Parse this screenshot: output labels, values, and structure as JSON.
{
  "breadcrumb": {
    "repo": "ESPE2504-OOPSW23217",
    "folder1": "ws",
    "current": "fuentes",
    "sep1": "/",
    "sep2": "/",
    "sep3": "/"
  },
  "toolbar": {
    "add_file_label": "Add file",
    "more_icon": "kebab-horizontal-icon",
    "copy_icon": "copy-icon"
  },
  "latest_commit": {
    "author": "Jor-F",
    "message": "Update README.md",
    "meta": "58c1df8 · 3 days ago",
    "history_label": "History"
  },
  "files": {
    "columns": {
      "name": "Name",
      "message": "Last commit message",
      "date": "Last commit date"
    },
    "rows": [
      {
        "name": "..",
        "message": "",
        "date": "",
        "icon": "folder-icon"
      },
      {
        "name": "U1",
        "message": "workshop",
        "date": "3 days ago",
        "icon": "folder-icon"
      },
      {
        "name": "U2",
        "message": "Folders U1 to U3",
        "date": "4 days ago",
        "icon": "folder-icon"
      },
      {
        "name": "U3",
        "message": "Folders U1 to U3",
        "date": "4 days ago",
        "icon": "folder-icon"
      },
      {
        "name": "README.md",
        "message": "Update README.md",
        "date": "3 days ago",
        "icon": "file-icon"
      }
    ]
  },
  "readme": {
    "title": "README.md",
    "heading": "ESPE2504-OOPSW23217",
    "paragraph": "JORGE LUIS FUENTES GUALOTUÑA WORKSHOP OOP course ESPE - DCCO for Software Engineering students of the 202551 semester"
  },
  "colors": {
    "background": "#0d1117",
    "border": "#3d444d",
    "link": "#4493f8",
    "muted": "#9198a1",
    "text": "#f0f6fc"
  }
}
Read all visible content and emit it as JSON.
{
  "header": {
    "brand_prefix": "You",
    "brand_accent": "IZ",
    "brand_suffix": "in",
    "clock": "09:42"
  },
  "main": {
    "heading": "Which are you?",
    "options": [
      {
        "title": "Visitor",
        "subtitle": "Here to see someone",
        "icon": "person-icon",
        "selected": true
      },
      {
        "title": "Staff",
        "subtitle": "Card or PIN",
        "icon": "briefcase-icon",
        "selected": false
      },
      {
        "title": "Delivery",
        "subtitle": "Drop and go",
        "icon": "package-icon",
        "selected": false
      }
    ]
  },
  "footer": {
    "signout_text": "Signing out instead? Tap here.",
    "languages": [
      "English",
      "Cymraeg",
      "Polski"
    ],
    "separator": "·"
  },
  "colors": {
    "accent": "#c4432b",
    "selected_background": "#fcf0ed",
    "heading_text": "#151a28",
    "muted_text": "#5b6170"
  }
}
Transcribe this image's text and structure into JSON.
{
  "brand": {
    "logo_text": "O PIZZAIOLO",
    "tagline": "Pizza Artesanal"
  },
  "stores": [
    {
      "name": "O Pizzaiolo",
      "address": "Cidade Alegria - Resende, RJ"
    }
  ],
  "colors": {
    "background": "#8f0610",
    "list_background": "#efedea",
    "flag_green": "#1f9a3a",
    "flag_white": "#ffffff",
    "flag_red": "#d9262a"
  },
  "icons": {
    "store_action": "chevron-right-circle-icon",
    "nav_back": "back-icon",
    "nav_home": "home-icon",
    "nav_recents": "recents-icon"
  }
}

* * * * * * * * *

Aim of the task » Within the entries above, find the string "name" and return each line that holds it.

Your solution »
      "name": "Name",
        "name": "..",
        "name": "U1",
        "name": "U2",
        "name": "U3",
        "name": "README.md",
      "name": "O Pizzaiolo",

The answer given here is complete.